*ASSIGNMENT*. Your copy of the data below must be exact and must leave out all pictures.

*** Opening of DATA TO PROCESS ***

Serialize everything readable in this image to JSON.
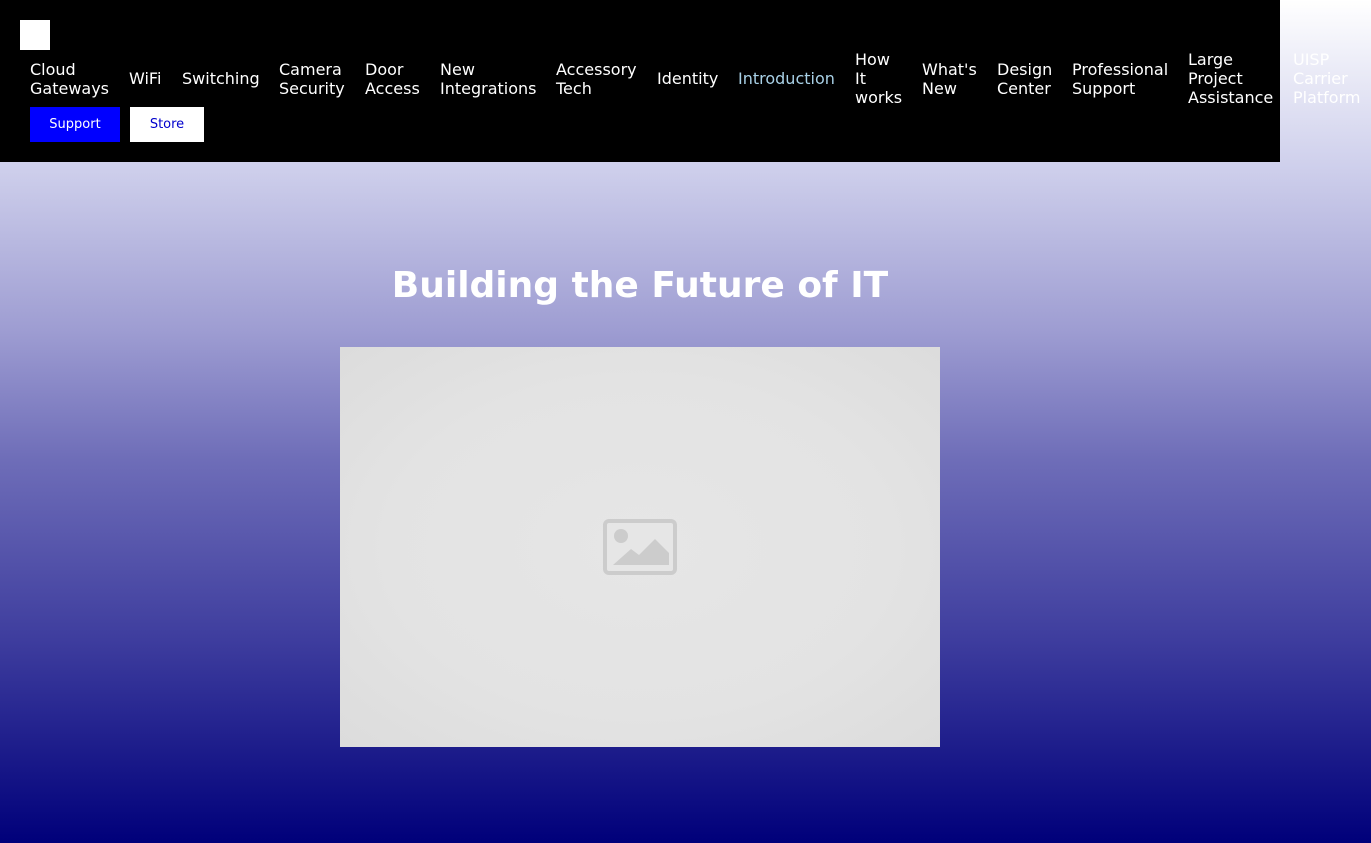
{
  "header": {
    "nav": [
      {
        "label": "Cloud\nGateways",
        "active": false
      },
      {
        "label": "WiFi",
        "active": false
      },
      {
        "label": "Switching",
        "active": false
      },
      {
        "label": "Camera\nSecurity",
        "active": false
      },
      {
        "label": "Door\nAccess",
        "active": false
      },
      {
        "label": "New\nIntegrations",
        "active": false
      },
      {
        "label": "Accessory\nTech",
        "active": false
      },
      {
        "label": "Identity",
        "active": false
      },
      {
        "label": "Introduction",
        "active": true
      },
      {
        "label": "How\nIt\nworks",
        "active": false
      },
      {
        "label": "What's\nNew",
        "active": false
      },
      {
        "label": "Design\nCenter",
        "active": false
      },
      {
        "label": "Professional\nSupport",
        "active": false
      },
      {
        "label": "Large\nProject\nAssistance",
        "active": false
      },
      {
        "label": "UISP\nCarrier\nPlatform",
        "active": false
      }
    ],
    "support_label": "Support",
    "store_label": "Store"
  },
  "hero": {
    "title": "Building the Future of IT",
    "image_icon": "image-placeholder-icon"
  },
  "colors": {
    "header_bg": "#000000",
    "active_nav": "#a8d0e6",
    "support_bg": "#0000ff",
    "gradient_bottom": "#00007a"
  }
}
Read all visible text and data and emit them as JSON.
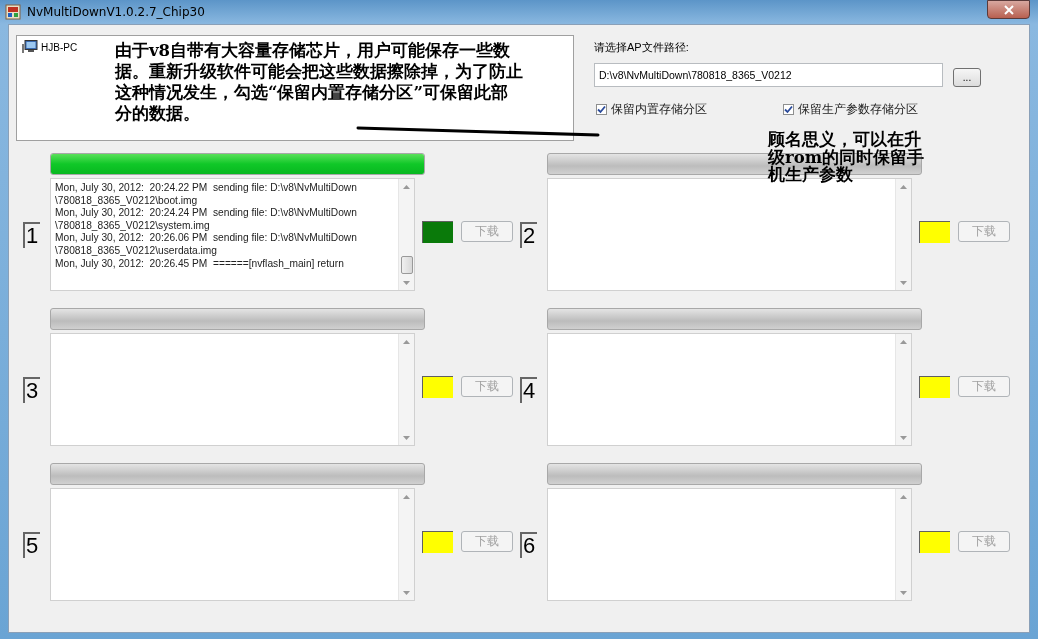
{
  "window": {
    "title": "NvMultiDownV1.0.2.7_Chip30"
  },
  "device_tree": {
    "items": [
      {
        "label": "HJB-PC"
      }
    ]
  },
  "path_label": "请选择AP文件路径:",
  "path_field": {
    "value": "D:\\v8\\NvMultiDown\\780818_8365_V0212"
  },
  "browse_button": "...",
  "options": [
    {
      "label": "保留内置存储分区",
      "checked": true
    },
    {
      "label": "保留生产参数存储分区",
      "checked": true
    }
  ],
  "slots": [
    {
      "number": "1",
      "level": 1,
      "log": [
        "Mon, July 30, 2012:  20:24.22 PM  sending file: D:\\v8\\NvMultiDown",
        "\\780818_8365_V0212\\boot.img",
        "Mon, July 30, 2012:  20:24.24 PM  sending file: D:\\v8\\NvMultiDown",
        "\\780818_8365_V0212\\system.img",
        "Mon, July 30, 2012:  20:26.06 PM  sending file: D:\\v8\\NvMultiDown",
        "\\780818_8365_V0212\\userdata.img",
        "Mon, July 30, 2012:  20:26.45 PM  ======[nvflash_main] return"
      ],
      "color": "#0a7a0a",
      "button": {
        "label": "下载",
        "disabled": true
      }
    },
    {
      "number": "2",
      "level": 0,
      "color": "#ffff00",
      "button": {
        "label": "下载",
        "disabled": true
      }
    },
    {
      "number": "3",
      "level": 0,
      "color": "#ffff00",
      "button": {
        "label": "下载",
        "disabled": true
      }
    },
    {
      "number": "4",
      "level": 0,
      "color": "#ffff00",
      "button": {
        "label": "下载",
        "disabled": true
      }
    },
    {
      "number": "5",
      "level": 0,
      "color": "#ffff00",
      "button": {
        "label": "下载",
        "disabled": true
      }
    },
    {
      "number": "6",
      "level": 0,
      "color": "#ffff00",
      "button": {
        "label": "下载",
        "disabled": true
      }
    }
  ],
  "annotations": [
    {
      "kind": "note",
      "text": "由于v8自带有大容量存储芯片，用户可能保存一些数据。重新升级软件可能会把这些数据擦除掉，为了防止这种情况发生，勾选“保留内置存储分区”可保留此部分的数据。"
    },
    {
      "kind": "note",
      "text": "顾名思义，可以在升级rom的同时保留手机生产参数"
    }
  ]
}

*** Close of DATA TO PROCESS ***

*RESPONSE TO THIS TASK*.
Serialize everything readable in this image to JSON.
{
  "header": {
    "nav": [
      {
        "label": "Cloud\nGateways",
        "active": false
      },
      {
        "label": "WiFi",
        "active": false
      },
      {
        "label": "Switching",
        "active": false
      },
      {
        "label": "Camera\nSecurity",
        "active": false
      },
      {
        "label": "Door\nAccess",
        "active": false
      },
      {
        "label": "New\nIntegrations",
        "active": false
      },
      {
        "label": "Accessory\nTech",
        "active": false
      },
      {
        "label": "Identity",
        "active": false
      },
      {
        "label": "Introduction",
        "active": true
      },
      {
        "label": "How\nIt\nworks",
        "active": false
      },
      {
        "label": "What's\nNew",
        "active": false
      },
      {
        "label": "Design\nCenter",
        "active": false
      },
      {
        "label": "Professional\nSupport",
        "active": false
      },
      {
        "label": "Large\nProject\nAssistance",
        "active": false
      },
      {
        "label": "UISP\nCarrier\nPlatform",
        "active": false
      }
    ],
    "support_label": "Support",
    "store_label": "Store"
  },
  "hero": {
    "title": "Building the Future of IT",
    "image_icon": "image-placeholder-icon"
  },
  "colors": {
    "header_bg": "#000000",
    "active_nav": "#a8d0e6",
    "support_bg": "#0000ff",
    "gradient_bottom": "#00007a"
  }
}
Read all visible text and data and emit them as JSON.
{
  "window": {
    "title": "NvMultiDownV1.0.2.7_Chip30"
  },
  "device_tree": {
    "items": [
      {
        "label": "HJB-PC"
      }
    ]
  },
  "path_label": "请选择AP文件路径:",
  "path_field": {
    "value": "D:\\v8\\NvMultiDown\\780818_8365_V0212"
  },
  "browse_button": "...",
  "options": [
    {
      "label": "保留内置存储分区",
      "checked": true
    },
    {
      "label": "保留生产参数存储分区",
      "checked": true
    }
  ],
  "slots": [
    {
      "number": "1",
      "level": 1,
      "log": [
        "Mon, July 30, 2012:  20:24.22 PM  sending file: D:\\v8\\NvMultiDown",
        "\\780818_8365_V0212\\boot.img",
        "Mon, July 30, 2012:  20:24.24 PM  sending file: D:\\v8\\NvMultiDown",
        "\\780818_8365_V0212\\system.img",
        "Mon, July 30, 2012:  20:26.06 PM  sending file: D:\\v8\\NvMultiDown",
        "\\780818_8365_V0212\\userdata.img",
        "Mon, July 30, 2012:  20:26.45 PM  ======[nvflash_main] return"
      ],
      "color": "#0a7a0a",
      "button": {
        "label": "下载",
        "disabled": true
      }
    },
    {
      "number": "2",
      "level": 0,
      "color": "#ffff00",
      "button": {
        "label": "下载",
        "disabled": true
      }
    },
    {
      "number": "3",
      "level": 0,
      "color": "#ffff00",
      "button": {
        "label": "下载",
        "disabled": true
      }
    },
    {
      "number": "4",
      "level": 0,
      "color": "#ffff00",
      "button": {
        "label": "下载",
        "disabled": true
      }
    },
    {
      "number": "5",
      "level": 0,
      "color": "#ffff00",
      "button": {
        "label": "下载",
        "disabled": true
      }
    },
    {
      "number": "6",
      "level": 0,
      "color": "#ffff00",
      "button": {
        "label": "下载",
        "disabled": true
      }
    }
  ],
  "annotations": [
    {
      "kind": "note",
      "text": "由于v8自带有大容量存储芯片，用户可能保存一些数据。重新升级软件可能会把这些数据擦除掉，为了防止这种情况发生，勾选“保留内置存储分区”可保留此部分的数据。"
    },
    {
      "kind": "note",
      "text": "顾名思义，可以在升级rom的同时保留手机生产参数"
    }
  ]
}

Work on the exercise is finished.